── MATERIAL SHOWN ──
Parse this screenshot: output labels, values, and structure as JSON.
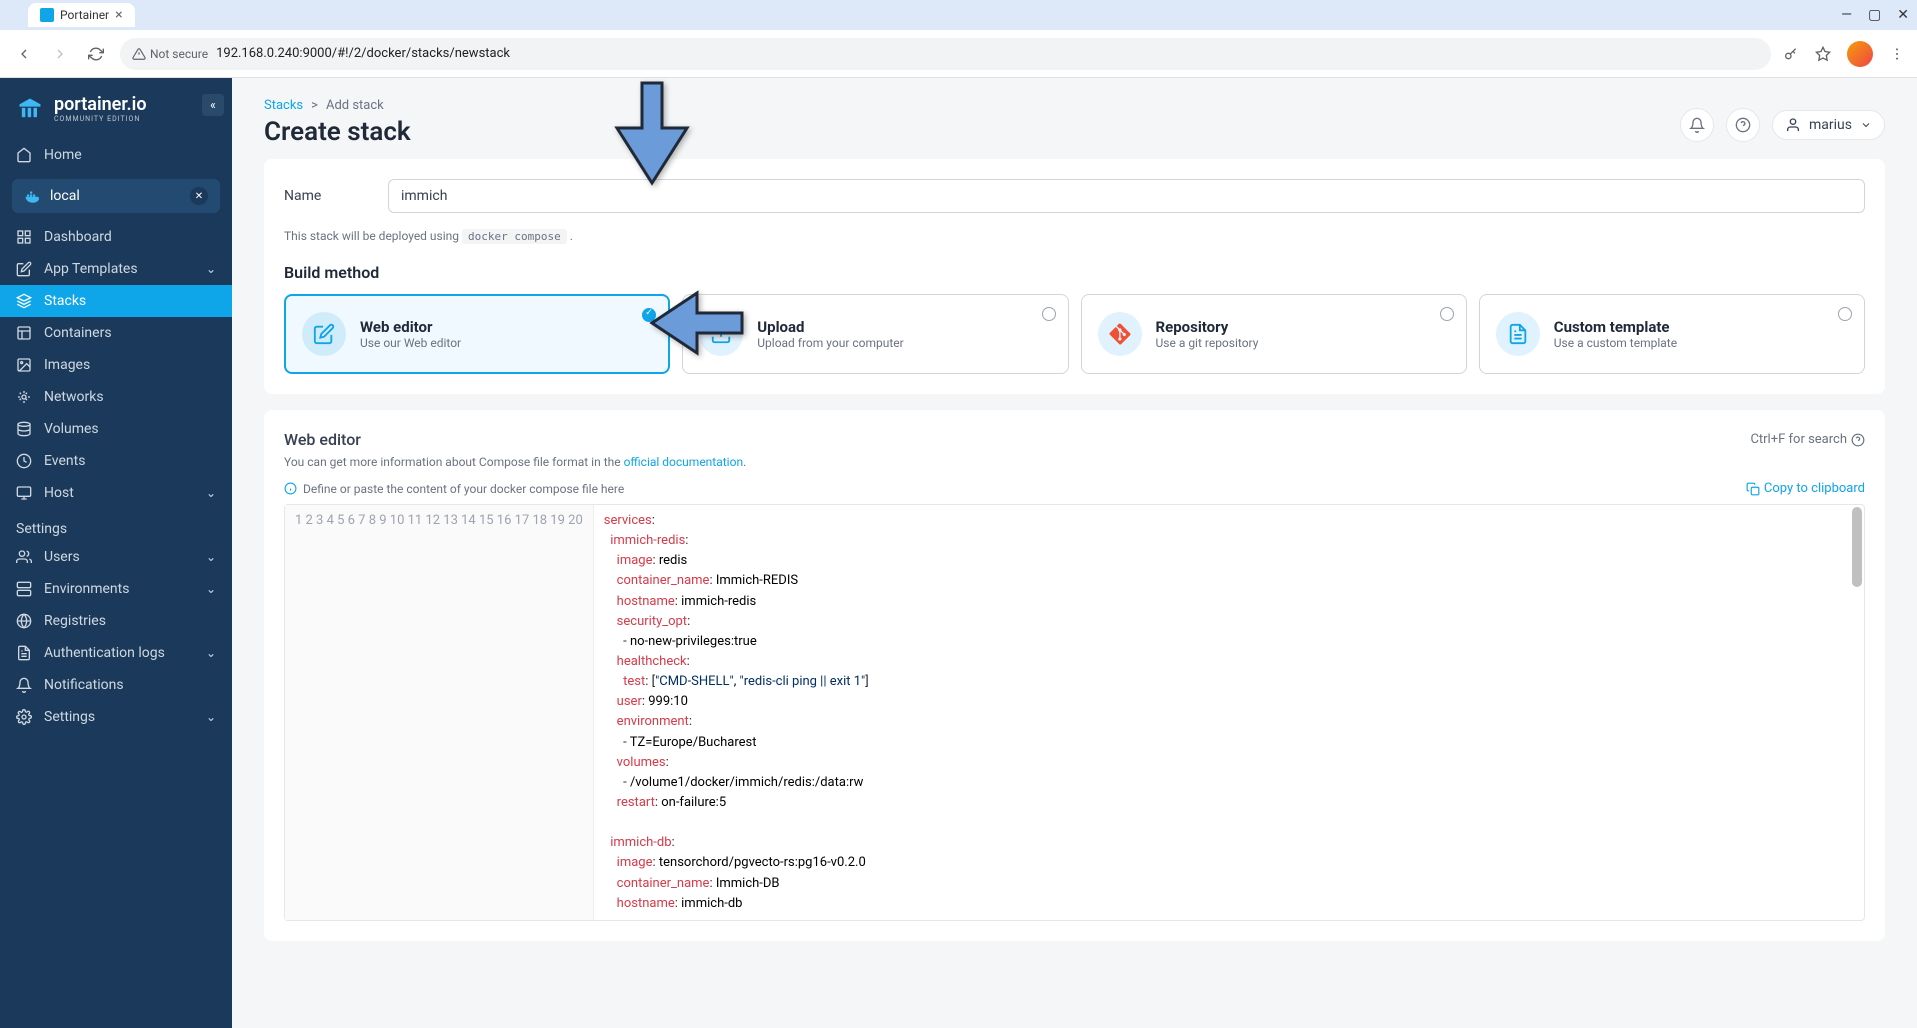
{
  "browser": {
    "tab_title": "Portainer",
    "url": "192.168.0.240:9000/#!/2/docker/stacks/newstack",
    "not_secure": "Not secure"
  },
  "sidebar": {
    "logo": "portainer.io",
    "logo_sub": "COMMUNITY EDITION",
    "home": "Home",
    "env": "local",
    "items": [
      {
        "icon": "dashboard",
        "label": "Dashboard"
      },
      {
        "icon": "templates",
        "label": "App Templates",
        "chevron": true
      },
      {
        "icon": "stacks",
        "label": "Stacks",
        "active": true
      },
      {
        "icon": "containers",
        "label": "Containers"
      },
      {
        "icon": "images",
        "label": "Images"
      },
      {
        "icon": "networks",
        "label": "Networks"
      },
      {
        "icon": "volumes",
        "label": "Volumes"
      },
      {
        "icon": "events",
        "label": "Events"
      },
      {
        "icon": "host",
        "label": "Host",
        "chevron": true
      }
    ],
    "settings_label": "Settings",
    "settings": [
      {
        "icon": "users",
        "label": "Users",
        "chevron": true
      },
      {
        "icon": "env",
        "label": "Environments",
        "chevron": true
      },
      {
        "icon": "reg",
        "label": "Registries"
      },
      {
        "icon": "auth",
        "label": "Authentication logs",
        "chevron": true
      },
      {
        "icon": "notif",
        "label": "Notifications"
      },
      {
        "icon": "settings",
        "label": "Settings",
        "chevron": true
      }
    ]
  },
  "header": {
    "crumb1": "Stacks",
    "crumb2": "Add stack",
    "title": "Create stack",
    "username": "marius"
  },
  "form": {
    "name_label": "Name",
    "name_value": "immich",
    "deploy_hint_pre": "This stack will be deployed using ",
    "deploy_hint_code": "docker compose",
    "build_label": "Build method",
    "methods": [
      {
        "title": "Web editor",
        "desc": "Use our Web editor",
        "selected": true,
        "icon": "edit"
      },
      {
        "title": "Upload",
        "desc": "Upload from your computer",
        "icon": "upload"
      },
      {
        "title": "Repository",
        "desc": "Use a git repository",
        "icon": "git"
      },
      {
        "title": "Custom template",
        "desc": "Use a custom template",
        "icon": "template"
      }
    ]
  },
  "editor": {
    "title": "Web editor",
    "search_hint": "Ctrl+F for search",
    "info_pre": "You can get more information about Compose file format in the ",
    "info_link": "official documentation",
    "placeholder": "Define or paste the content of your docker compose file here",
    "copy": "Copy to clipboard",
    "lines": [
      "services:",
      "  immich-redis:",
      "    image: redis",
      "    container_name: Immich-REDIS",
      "    hostname: immich-redis",
      "    security_opt:",
      "      - no-new-privileges:true",
      "    healthcheck:",
      "      test: [\"CMD-SHELL\", \"redis-cli ping || exit 1\"]",
      "    user: 999:10",
      "    environment:",
      "      - TZ=Europe/Bucharest",
      "    volumes:",
      "      - /volume1/docker/immich/redis:/data:rw",
      "    restart: on-failure:5",
      "",
      "  immich-db:",
      "    image: tensorchord/pgvecto-rs:pg16-v0.2.0",
      "    container_name: Immich-DB",
      "    hostname: immich-db"
    ]
  }
}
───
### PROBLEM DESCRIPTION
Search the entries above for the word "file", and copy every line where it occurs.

### RESULT
    "info_pre": "You can get more information about Compose file format in the ",
    "placeholder": "Define or paste the content of your docker compose file here",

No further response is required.